REQUIREMENT >>
Please copy each line below that contains the word "icon".

DATASET EXTRACT >>
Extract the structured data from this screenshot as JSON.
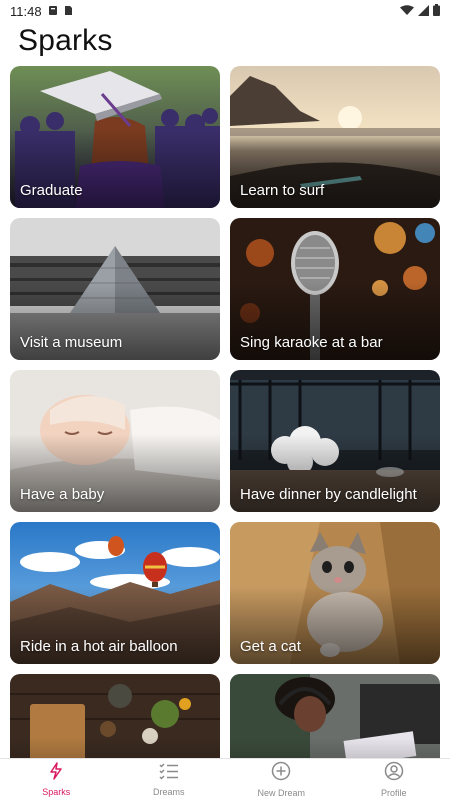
{
  "status_bar": {
    "time": "11:48"
  },
  "page": {
    "title": "Sparks"
  },
  "cards": [
    {
      "label": "Graduate"
    },
    {
      "label": "Learn to surf"
    },
    {
      "label": "Visit a museum"
    },
    {
      "label": "Sing karaoke at a bar"
    },
    {
      "label": "Have a baby"
    },
    {
      "label": "Have dinner by candlelight"
    },
    {
      "label": "Ride in a hot air balloon"
    },
    {
      "label": "Get a cat"
    },
    {
      "label": ""
    },
    {
      "label": ""
    }
  ],
  "bottom_nav": {
    "items": [
      {
        "label": "Sparks",
        "icon": "sparks-icon",
        "active": true
      },
      {
        "label": "Dreams",
        "icon": "list-icon",
        "active": false
      },
      {
        "label": "New Dream",
        "icon": "add-circle-icon",
        "active": false
      },
      {
        "label": "Profile",
        "icon": "profile-icon",
        "active": false
      }
    ]
  },
  "colors": {
    "accent": "#d81b60",
    "inactive": "#8a8a8a"
  }
}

EXERCISE RESPONSE >>
        "icon": "sparks-icon",
        "icon": "list-icon",
        "icon": "add-circle-icon",
        "icon": "profile-icon",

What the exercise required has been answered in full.